As a writer, you may come across words and phrases you are unfamiliar with, and you should be curious enough to do a bit of research to find out if you can add the new word to your bag of tricks! Recently, I had heard of an aspiring writer creating a chap book and wondered….What is a chap book?
“A chapbook is “a small book or pamphlet containing poems, ballads, stories, or religious tracts”. The term is still used today to refer to short, inexpensive booklets. The context I am using it in is that of the Early Modern period in England. Chapbooks were small, cheaply produced books, most often octavo or duodecimo printings of twenty-four pages, sold without a cover. Pamphlets were similar to chapbooks, but they can be divided by their content. Pamphlets generally concerned matters of the day, such as politics, religion, or current events. Chapbooks were timeless books of jest and tales that often sprang out of folklore.
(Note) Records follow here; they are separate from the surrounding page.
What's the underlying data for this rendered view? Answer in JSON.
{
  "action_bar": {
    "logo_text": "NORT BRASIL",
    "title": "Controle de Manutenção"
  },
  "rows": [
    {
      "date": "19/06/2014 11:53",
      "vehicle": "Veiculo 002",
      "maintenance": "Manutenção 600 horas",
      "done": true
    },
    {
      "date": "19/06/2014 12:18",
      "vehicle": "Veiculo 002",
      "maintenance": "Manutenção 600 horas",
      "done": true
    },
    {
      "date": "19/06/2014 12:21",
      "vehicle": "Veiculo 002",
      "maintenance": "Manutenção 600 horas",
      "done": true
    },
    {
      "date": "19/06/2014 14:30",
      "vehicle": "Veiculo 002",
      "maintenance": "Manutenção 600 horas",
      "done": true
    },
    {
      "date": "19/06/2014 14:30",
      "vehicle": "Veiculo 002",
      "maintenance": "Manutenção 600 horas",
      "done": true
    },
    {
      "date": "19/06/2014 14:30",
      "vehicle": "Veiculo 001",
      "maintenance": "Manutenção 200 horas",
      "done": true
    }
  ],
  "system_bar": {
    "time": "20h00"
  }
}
Chapbooks were so called because they were sold by peddlers known as chapmen. Chap comes from the Old English (word) for trade, so a chapman was literally a dealer who sold books. Chapmen would carry boxes containing the conveniently sized editions, either in town on street corners, or traveling through the countryside. They typically sold their wares for two pence or three pence, and stocked a large variety of titles. Among the types of content contained in chapbooks were romantic tales of chivalry, religious and moral instruction, cookbooks, guides to fortune telling and magic, and bawdy stories full of innuendo.”
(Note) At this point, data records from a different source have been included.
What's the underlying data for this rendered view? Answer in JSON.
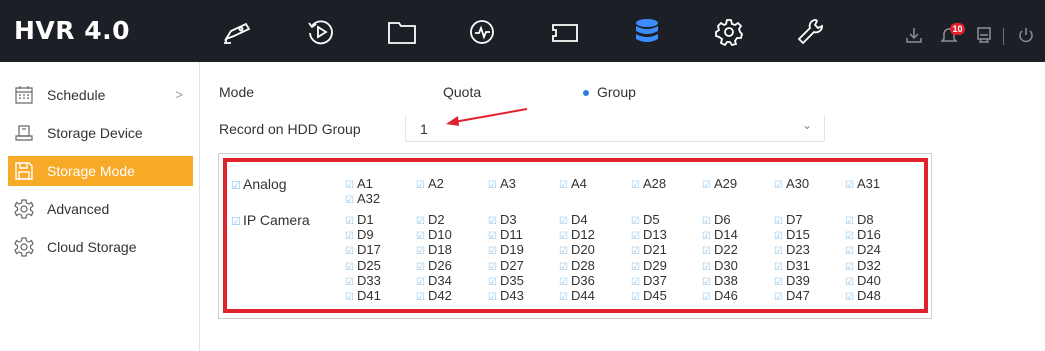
{
  "app": {
    "title": "HVR 4.0"
  },
  "top_nav": [
    {
      "name": "live-view-camera-icon"
    },
    {
      "name": "playback-icon"
    },
    {
      "name": "file-management-icon"
    },
    {
      "name": "smart-analysis-icon"
    },
    {
      "name": "configuration-icon"
    },
    {
      "name": "storage-icon",
      "active": true
    },
    {
      "name": "system-settings-gear-icon"
    },
    {
      "name": "maintenance-wrench-icon"
    }
  ],
  "utility": {
    "alarm_count": "10"
  },
  "sidebar": {
    "items": [
      {
        "label": "Schedule",
        "icon": "calendar-icon"
      },
      {
        "label": "Storage Device",
        "icon": "hdd-icon"
      },
      {
        "label": "Storage Mode",
        "icon": "save-icon",
        "active": true
      },
      {
        "label": "Advanced",
        "icon": "gear-icon"
      },
      {
        "label": "Cloud Storage",
        "icon": "gear-icon"
      }
    ]
  },
  "form": {
    "mode_label": "Mode",
    "quota_label": "Quota",
    "group_label": "Group",
    "selected_mode": "Group",
    "record_label": "Record on HDD Group",
    "hdd_group_value": "1"
  },
  "channels": {
    "analog_label": "Analog",
    "ip_camera_label": "IP Camera",
    "analog": [
      "A1",
      "A2",
      "A3",
      "A4",
      "A28",
      "A29",
      "A30",
      "A31",
      "A32"
    ],
    "ip": [
      "D1",
      "D2",
      "D3",
      "D4",
      "D5",
      "D6",
      "D7",
      "D8",
      "D9",
      "D10",
      "D11",
      "D12",
      "D13",
      "D14",
      "D15",
      "D16",
      "D17",
      "D18",
      "D19",
      "D20",
      "D21",
      "D22",
      "D23",
      "D24",
      "D25",
      "D26",
      "D27",
      "D28",
      "D29",
      "D30",
      "D31",
      "D32",
      "D33",
      "D34",
      "D35",
      "D36",
      "D37",
      "D38",
      "D39",
      "D40",
      "D41",
      "D42",
      "D43",
      "D44",
      "D45",
      "D46",
      "D47",
      "D48"
    ]
  },
  "colors": {
    "topbar_bg": "#1c1f25",
    "accent_active": "#f7a928",
    "nav_active": "#3d8bff",
    "annotation_red": "#e0222e",
    "checkbox": "#8fc5ea"
  }
}
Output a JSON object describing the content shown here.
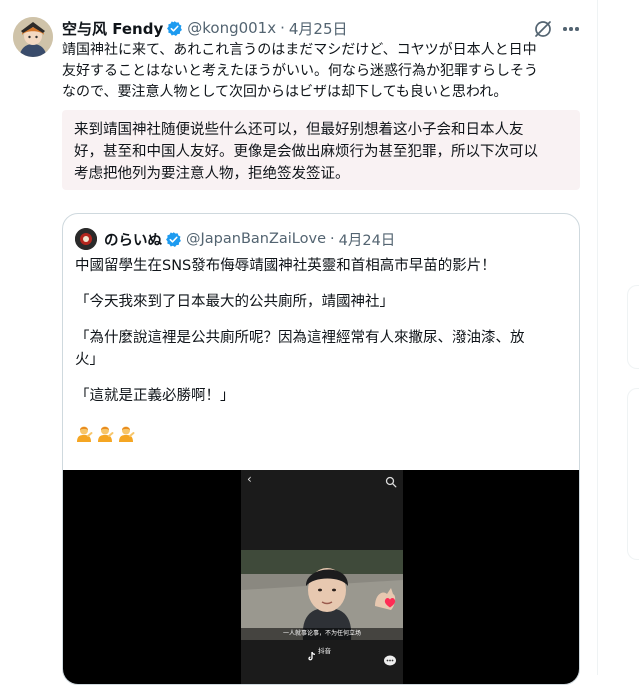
{
  "tweet": {
    "display_name": "空与风 Fendy",
    "handle": "@kong001x",
    "separator": "·",
    "date": "4月25日",
    "text_lines": [
      "靖国神社に来て、あれこれ言うのはまだマシだけど、コヤツが日本人と日中",
      "友好することはないと考えたほうがいい。何なら迷惑行為か犯罪すらしそう",
      "なので、要注意人物として次回からはビザは却下しても良いと思われ。"
    ],
    "translation_lines": [
      "来到靖国神社随便说些什么还可以，但最好别想着这小子会和日本人友",
      "好，甚至和中国人友好。更像是会做出麻烦行为甚至犯罪，所以下次可以",
      "考虑把他列为要注意人物，拒绝签发签证。"
    ]
  },
  "quote": {
    "display_name": "のらいぬ",
    "handle": "@JapanBanZaiLove",
    "separator": "·",
    "date": "4月24日",
    "paragraphs": [
      "中國留學生在SNS發布侮辱靖國神社英靈和首相高市早苗的影片！",
      "「今天我來到了日本最大的公共廁所，靖國神社」",
      "「為什麼說這裡是公共廁所呢？因為這裡經常有人來撒尿、潑油漆、放",
      "火」",
      "「這就是正義必勝啊！」"
    ],
    "emoji": [
      "person-tipping-hand",
      "person-tipping-hand",
      "person-tipping-hand"
    ]
  },
  "video": {
    "caption": "一人就事论事，不为任何立场",
    "watermark": "抖音"
  },
  "colors": {
    "verified": "#1d9bf0",
    "text": "#0f1419",
    "secondary": "#536471",
    "translation_bg": "#f9f2f3",
    "border": "#cfd9de"
  },
  "icons": [
    "grok-icon",
    "more-icon",
    "verified-badge-icon",
    "back-arrow-icon",
    "search-icon",
    "like-icon",
    "comment-icon"
  ]
}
This information was found in a paper written by a student at MIT, here’s the link: http://web.mit.edu/21h.418/www/nhausman/chap1.html